    1. Thanks Judy. We still have two small fruitcakes left from the holidays. They’ll keep for months in a tin until we’re ready to indulge again.

  20. Eileen can you tell me why is the top part of my fruitcake kinda sticky look after putting the whiskey or brandy? Thank you.

  21. I just love the first recipe, what a hoot! That’s how I like to bake! Goes right along with how I make lasagna…you start with two bottles of wine, one for the cook and about half for the sauce, and darn the cook has to finish off that bottle of wine!,

  22. I started this at the end September and I brush with brandy once a week. My cake is getting heavy and starting to try and crack, it is VERY moist. Have I over done it with the brandy or is this how it is supposed to be? This Is my first time ever doing one, so I feel like I might be doing it wrong. It smells great and I really want to cut into it, but I will wait until Christmas week. Thanks for the great recipe.

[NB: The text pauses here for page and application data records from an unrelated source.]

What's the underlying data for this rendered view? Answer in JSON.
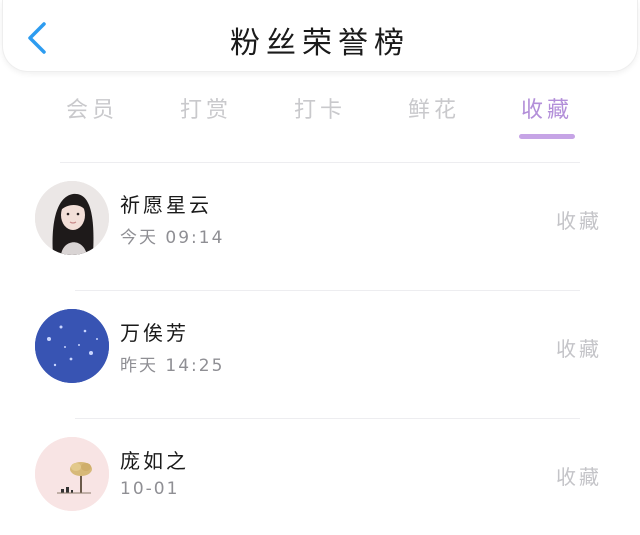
{
  "header": {
    "title": "粉丝荣誉榜",
    "back_icon": "chevron-left-icon",
    "back_color": "#2d9cf0"
  },
  "tabs": [
    {
      "label": "会员",
      "active": false
    },
    {
      "label": "打赏",
      "active": false
    },
    {
      "label": "打卡",
      "active": false
    },
    {
      "label": "鲜花",
      "active": false
    },
    {
      "label": "收藏",
      "active": true
    }
  ],
  "colors": {
    "accent": "#b38fd9",
    "inactive_tab": "#c9c9cc"
  },
  "fans": [
    {
      "name": "祈愿星云",
      "time": "今天 09:14",
      "action": "收藏",
      "avatar": "portrait-photo"
    },
    {
      "name": "万俟芳",
      "time": "昨天 14:25",
      "action": "收藏",
      "avatar": "blue-snow"
    },
    {
      "name": "庞如之",
      "time": "10-01",
      "action": "收藏",
      "avatar": "tree-illustration"
    }
  ]
}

    1. Did you bake the cake in a 9″ pan? I’ve never had a problem with a cake cracking. You can try to give it a couple of weeks without the brandy and see if it settles down. The cake will be quite heavy by the time it’s ready. Also, try flipping the cake over each week to even out the moisture.

      1. I will try this, thank you. I did bake it in a 9″ springform pan. It’s not a huge crack, it might even be me handling it wrong (from me picking it up and flipping it).

        1. Also, if you’re planning to cover the cake with marzipan and fondant, any cracks or lumpy bits can be evened out with apricot preserves before covering the cake.

          1. Eileen, I’m having the same problem with cracking. I used a 9″ pan but I don’t think it was deep enough. Unlike Ashley, I had a tiny bite last week and it’s delicious. Where does all that brandy go? And what’s the limit to try to brush on. I’ve been brushing on 1/4 cup each week cause that was the initial amount in the recipe. So far, the cake has absorbed it all but it’s very heavy.
            By the way, I wasn’t sure which of your recipes to use so I purchased 2 bottles of brandy just in case.

          2. All that brandy goes into the dried fruit and nuts and into the cake itself. If you feel it’s getting too much brandy take a break for a week or two. Yes, the cake will be very heavy. Even heavier if you cover it with marzipan and fondant.

    1. Yes, you can bake the batter in a loaf pan. The temp would be the same, but the time would probably be different depending on the size and color of the pan. I have several loaf pans, a couple with a dark finish and one with a light finish. Cakes baked in the pans with the dark finish bake a little faster and brown a little more. Just keep an eye on the cake as it bakes and after the first 30 minutes or so check it every 10 minutes. Use a toothpick right in the center to make sure it’s baked through. I’ll often bake any bits of left over fruitcake batter in cupcake pans. The small cakes age faster and are our “snack” cakes while we’re waiting for the larger cakes to finish aging.

  23. Eileen, Could I use two 6″ pans instead of the 9″? Also, do the nuts retain their crunch after being soaked overnight? Thanks.

    1. Hi Judy, I have baked this recipe in sizes from cupcake to about 9″ (larger than that the the center doesn’t like to bake). So you could definitely use 6″ pans. The nuts do not stay crunchy, but you do get the texture from the roughly chopped walnuts.

  24. Hi Eileen: Can the reverse creaming method be used on this brandy aged fruitcake. I just happily stumbled upon your website and I had not ever hear of the reverse creaming method. I am excited to give it a try since we are nearing the holiday season. Love and the useful info on your website. Thanks for sharing!

    1. Hi Ann, there is no reason you can’t do the reverse creaming with this cake. I just do the normal creaming because tenderness is not a problem with this cake since it has all the fruits and nuts in it and the brandy also softens the. You could mix it either way.